An exact, complete copy of the entries that follow is needed.

==========

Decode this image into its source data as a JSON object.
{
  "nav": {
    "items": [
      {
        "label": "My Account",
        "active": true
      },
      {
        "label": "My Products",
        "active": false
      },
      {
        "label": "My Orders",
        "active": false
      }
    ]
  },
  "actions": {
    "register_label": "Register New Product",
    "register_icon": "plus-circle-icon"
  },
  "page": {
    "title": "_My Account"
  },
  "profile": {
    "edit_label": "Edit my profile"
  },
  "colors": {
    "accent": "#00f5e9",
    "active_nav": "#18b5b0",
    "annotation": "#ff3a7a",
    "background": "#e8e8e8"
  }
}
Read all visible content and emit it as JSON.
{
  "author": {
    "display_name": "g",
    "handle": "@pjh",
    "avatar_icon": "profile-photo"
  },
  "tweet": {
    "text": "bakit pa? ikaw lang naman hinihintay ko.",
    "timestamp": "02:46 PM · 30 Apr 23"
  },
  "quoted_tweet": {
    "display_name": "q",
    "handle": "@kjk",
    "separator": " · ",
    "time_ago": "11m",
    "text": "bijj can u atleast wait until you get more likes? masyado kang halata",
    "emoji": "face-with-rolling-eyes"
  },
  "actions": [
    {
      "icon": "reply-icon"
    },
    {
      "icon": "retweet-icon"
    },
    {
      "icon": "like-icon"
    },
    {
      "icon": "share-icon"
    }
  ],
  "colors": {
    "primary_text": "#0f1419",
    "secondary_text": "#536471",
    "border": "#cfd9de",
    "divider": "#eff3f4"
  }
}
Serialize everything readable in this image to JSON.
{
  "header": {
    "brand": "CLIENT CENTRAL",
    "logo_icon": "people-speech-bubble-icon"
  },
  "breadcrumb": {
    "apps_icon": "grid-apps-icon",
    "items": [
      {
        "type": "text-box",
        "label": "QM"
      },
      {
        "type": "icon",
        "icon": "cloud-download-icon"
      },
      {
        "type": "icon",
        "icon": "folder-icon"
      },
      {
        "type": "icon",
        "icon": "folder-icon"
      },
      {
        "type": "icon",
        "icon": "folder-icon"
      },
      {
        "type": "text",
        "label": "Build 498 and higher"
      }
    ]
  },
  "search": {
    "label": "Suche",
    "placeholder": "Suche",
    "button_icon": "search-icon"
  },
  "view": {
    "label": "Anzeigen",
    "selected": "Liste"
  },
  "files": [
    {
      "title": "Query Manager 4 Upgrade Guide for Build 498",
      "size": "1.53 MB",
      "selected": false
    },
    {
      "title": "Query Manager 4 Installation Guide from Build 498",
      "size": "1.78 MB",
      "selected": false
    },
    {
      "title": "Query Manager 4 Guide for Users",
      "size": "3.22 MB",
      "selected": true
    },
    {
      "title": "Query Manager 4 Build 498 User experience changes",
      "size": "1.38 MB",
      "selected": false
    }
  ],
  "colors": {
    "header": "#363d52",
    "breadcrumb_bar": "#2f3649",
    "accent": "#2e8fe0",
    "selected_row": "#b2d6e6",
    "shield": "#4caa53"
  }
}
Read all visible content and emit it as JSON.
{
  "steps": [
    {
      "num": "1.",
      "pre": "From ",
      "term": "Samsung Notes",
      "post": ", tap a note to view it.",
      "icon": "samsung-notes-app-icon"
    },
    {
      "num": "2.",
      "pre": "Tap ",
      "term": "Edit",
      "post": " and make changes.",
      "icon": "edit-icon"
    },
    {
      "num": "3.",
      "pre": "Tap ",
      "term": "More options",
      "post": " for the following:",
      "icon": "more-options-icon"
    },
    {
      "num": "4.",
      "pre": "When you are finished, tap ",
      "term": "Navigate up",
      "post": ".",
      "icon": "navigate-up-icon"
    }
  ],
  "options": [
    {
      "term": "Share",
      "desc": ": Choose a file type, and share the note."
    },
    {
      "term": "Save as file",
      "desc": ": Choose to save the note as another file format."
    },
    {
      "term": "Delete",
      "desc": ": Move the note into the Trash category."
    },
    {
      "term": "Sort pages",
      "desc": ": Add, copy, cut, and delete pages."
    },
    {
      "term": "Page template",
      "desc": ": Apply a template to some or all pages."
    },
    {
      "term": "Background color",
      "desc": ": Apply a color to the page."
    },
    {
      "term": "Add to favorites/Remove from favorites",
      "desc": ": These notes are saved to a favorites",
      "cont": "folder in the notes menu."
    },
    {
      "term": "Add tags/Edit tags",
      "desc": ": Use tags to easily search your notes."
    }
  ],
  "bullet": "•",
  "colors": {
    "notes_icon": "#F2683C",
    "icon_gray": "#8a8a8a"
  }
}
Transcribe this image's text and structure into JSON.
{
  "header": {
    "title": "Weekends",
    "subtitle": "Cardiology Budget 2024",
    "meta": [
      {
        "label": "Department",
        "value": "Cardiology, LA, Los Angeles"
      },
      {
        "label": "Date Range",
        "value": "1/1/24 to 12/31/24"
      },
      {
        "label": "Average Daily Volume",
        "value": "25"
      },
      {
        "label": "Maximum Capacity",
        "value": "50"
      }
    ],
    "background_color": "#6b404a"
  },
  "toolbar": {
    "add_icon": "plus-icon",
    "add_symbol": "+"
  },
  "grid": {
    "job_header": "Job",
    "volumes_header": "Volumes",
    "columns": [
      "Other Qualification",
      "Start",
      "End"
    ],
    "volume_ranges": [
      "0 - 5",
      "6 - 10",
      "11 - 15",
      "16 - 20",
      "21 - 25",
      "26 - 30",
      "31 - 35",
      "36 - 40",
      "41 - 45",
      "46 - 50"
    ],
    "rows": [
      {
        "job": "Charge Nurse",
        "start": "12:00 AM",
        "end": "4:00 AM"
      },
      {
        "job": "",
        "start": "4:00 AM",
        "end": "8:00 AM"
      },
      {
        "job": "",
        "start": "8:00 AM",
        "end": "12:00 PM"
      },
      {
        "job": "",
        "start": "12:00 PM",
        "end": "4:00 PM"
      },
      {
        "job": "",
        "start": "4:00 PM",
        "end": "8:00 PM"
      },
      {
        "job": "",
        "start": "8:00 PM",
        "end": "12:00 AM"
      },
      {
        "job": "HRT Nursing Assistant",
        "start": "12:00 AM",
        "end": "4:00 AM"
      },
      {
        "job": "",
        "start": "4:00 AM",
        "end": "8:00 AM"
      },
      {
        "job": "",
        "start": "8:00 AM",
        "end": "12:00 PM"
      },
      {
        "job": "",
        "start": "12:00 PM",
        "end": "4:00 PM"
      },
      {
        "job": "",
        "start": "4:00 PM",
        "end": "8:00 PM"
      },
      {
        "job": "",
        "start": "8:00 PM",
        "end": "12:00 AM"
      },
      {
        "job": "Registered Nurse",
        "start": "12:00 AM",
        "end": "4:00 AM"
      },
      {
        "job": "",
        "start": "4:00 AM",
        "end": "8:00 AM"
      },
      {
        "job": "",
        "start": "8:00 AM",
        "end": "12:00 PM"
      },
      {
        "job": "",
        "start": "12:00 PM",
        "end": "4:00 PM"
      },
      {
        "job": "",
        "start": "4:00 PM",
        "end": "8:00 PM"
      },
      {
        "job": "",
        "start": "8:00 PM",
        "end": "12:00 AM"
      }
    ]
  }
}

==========

:: Response ::
Decode this image into its source data as a JSON object.
{
  "nav": {
    "items": [
      {
        "label": "My Account",
        "active": true
      },
      {
        "label": "My Products",
        "active": false
      },
      {
        "label": "My Orders",
        "active": false
      }
    ]
  },
  "actions": {
    "register_label": "Register New Product",
    "register_icon": "plus-circle-icon"
  },
  "page": {
    "title": "_My Account"
  },
  "profile": {
    "edit_label": "Edit my profile"
  },
  "colors": {
    "accent": "#00f5e9",
    "active_nav": "#18b5b0",
    "annotation": "#ff3a7a",
    "background": "#e8e8e8"
  }
}
Read all visible content and emit it as JSON.
{
  "author": {
    "display_name": "g",
    "handle": "@pjh",
    "avatar_icon": "profile-photo"
  },
  "tweet": {
    "text": "bakit pa? ikaw lang naman hinihintay ko.",
    "timestamp": "02:46 PM · 30 Apr 23"
  },
  "quoted_tweet": {
    "display_name": "q",
    "handle": "@kjk",
    "separator": " · ",
    "time_ago": "11m",
    "text": "bijj can u atleast wait until you get more likes? masyado kang halata",
    "emoji": "face-with-rolling-eyes"
  },
  "actions": [
    {
      "icon": "reply-icon"
    },
    {
      "icon": "retweet-icon"
    },
    {
      "icon": "like-icon"
    },
    {
      "icon": "share-icon"
    }
  ],
  "colors": {
    "primary_text": "#0f1419",
    "secondary_text": "#536471",
    "border": "#cfd9de",
    "divider": "#eff3f4"
  }
}
Serialize everything readable in this image to JSON.
{
  "header": {
    "brand": "CLIENT CENTRAL",
    "logo_icon": "people-speech-bubble-icon"
  },
  "breadcrumb": {
    "apps_icon": "grid-apps-icon",
    "items": [
      {
        "type": "text-box",
        "label": "QM"
      },
      {
        "type": "icon",
        "icon": "cloud-download-icon"
      },
      {
        "type": "icon",
        "icon": "folder-icon"
      },
      {
        "type": "icon",
        "icon": "folder-icon"
      },
      {
        "type": "icon",
        "icon": "folder-icon"
      },
      {
        "type": "text",
        "label": "Build 498 and higher"
      }
    ]
  },
  "search": {
    "label": "Suche",
    "placeholder": "Suche",
    "button_icon": "search-icon"
  },
  "view": {
    "label": "Anzeigen",
    "selected": "Liste"
  },
  "files": [
    {
      "title": "Query Manager 4 Upgrade Guide for Build 498",
      "size": "1.53 MB",
      "selected": false
    },
    {
      "title": "Query Manager 4 Installation Guide from Build 498",
      "size": "1.78 MB",
      "selected": false
    },
    {
      "title": "Query Manager 4 Guide for Users",
      "size": "3.22 MB",
      "selected": true
    },
    {
      "title": "Query Manager 4 Build 498 User experience changes",
      "size": "1.38 MB",
      "selected": false
    }
  ],
  "colors": {
    "header": "#363d52",
    "breadcrumb_bar": "#2f3649",
    "accent": "#2e8fe0",
    "selected_row": "#b2d6e6",
    "shield": "#4caa53"
  }
}
Read all visible content and emit it as JSON.
{
  "steps": [
    {
      "num": "1.",
      "pre": "From ",
      "term": "Samsung Notes",
      "post": ", tap a note to view it.",
      "icon": "samsung-notes-app-icon"
    },
    {
      "num": "2.",
      "pre": "Tap ",
      "term": "Edit",
      "post": " and make changes.",
      "icon": "edit-icon"
    },
    {
      "num": "3.",
      "pre": "Tap ",
      "term": "More options",
      "post": " for the following:",
      "icon": "more-options-icon"
    },
    {
      "num": "4.",
      "pre": "When you are finished, tap ",
      "term": "Navigate up",
      "post": ".",
      "icon": "navigate-up-icon"
    }
  ],
  "options": [
    {
      "term": "Share",
      "desc": ": Choose a file type, and share the note."
    },
    {
      "term": "Save as file",
      "desc": ": Choose to save the note as another file format."
    },
    {
      "term": "Delete",
      "desc": ": Move the note into the Trash category."
    },
    {
      "term": "Sort pages",
      "desc": ": Add, copy, cut, and delete pages."
    },
    {
      "term": "Page template",
      "desc": ": Apply a template to some or all pages."
    },
    {
      "term": "Background color",
      "desc": ": Apply a color to the page."
    },
    {
      "term": "Add to favorites/Remove from favorites",
      "desc": ": These notes are saved to a favorites",
      "cont": "folder in the notes menu."
    },
    {
      "term": "Add tags/Edit tags",
      "desc": ": Use tags to easily search your notes."
    }
  ],
  "bullet": "•",
  "colors": {
    "notes_icon": "#F2683C",
    "icon_gray": "#8a8a8a"
  }
}
Transcribe this image's text and structure into JSON.
{
  "header": {
    "title": "Weekends",
    "subtitle": "Cardiology Budget 2024",
    "meta": [
      {
        "label": "Department",
        "value": "Cardiology, LA, Los Angeles"
      },
      {
        "label": "Date Range",
        "value": "1/1/24 to 12/31/24"
      },
      {
        "label": "Average Daily Volume",
        "value": "25"
      },
      {
        "label": "Maximum Capacity",
        "value": "50"
      }
    ],
    "background_color": "#6b404a"
  },
  "toolbar": {
    "add_icon": "plus-icon",
    "add_symbol": "+"
  },
  "grid": {
    "job_header": "Job",
    "volumes_header": "Volumes",
    "columns": [
      "Other Qualification",
      "Start",
      "End"
    ],
    "volume_ranges": [
      "0 - 5",
      "6 - 10",
      "11 - 15",
      "16 - 20",
      "21 - 25",
      "26 - 30",
      "31 - 35",
      "36 - 40",
      "41 - 45",
      "46 - 50"
    ],
    "rows": [
      {
        "job": "Charge Nurse",
        "start": "12:00 AM",
        "end": "4:00 AM"
      },
      {
        "job": "",
        "start": "4:00 AM",
        "end": "8:00 AM"
      },
      {
        "job": "",
        "start": "8:00 AM",
        "end": "12:00 PM"
      },
      {
        "job": "",
        "start": "12:00 PM",
        "end": "4:00 PM"
      },
      {
        "job": "",
        "start": "4:00 PM",
        "end": "8:00 PM"
      },
      {
        "job": "",
        "start": "8:00 PM",
        "end": "12:00 AM"
      },
      {
        "job": "HRT Nursing Assistant",
        "start": "12:00 AM",
        "end": "4:00 AM"
      },
      {
        "job": "",
        "start": "4:00 AM",
        "end": "8:00 AM"
      },
      {
        "job": "",
        "start": "8:00 AM",
        "end": "12:00 PM"
      },
      {
        "job": "",
        "start": "12:00 PM",
        "end": "4:00 PM"
      },
      {
        "job": "",
        "start": "4:00 PM",
        "end": "8:00 PM"
      },
      {
        "job": "",
        "start": "8:00 PM",
        "end": "12:00 AM"
      },
      {
        "job": "Registered Nurse",
        "start": "12:00 AM",
        "end": "4:00 AM"
      },
      {
        "job": "",
        "start": "4:00 AM",
        "end": "8:00 AM"
      },
      {
        "job": "",
        "start": "8:00 AM",
        "end": "12:00 PM"
      },
      {
        "job": "",
        "start": "12:00 PM",
        "end": "4:00 PM"
      },
      {
        "job": "",
        "start": "4:00 PM",
        "end": "8:00 PM"
      },
      {
        "job": "",
        "start": "8:00 PM",
        "end": "12:00 AM"
      }
    ]
  }
}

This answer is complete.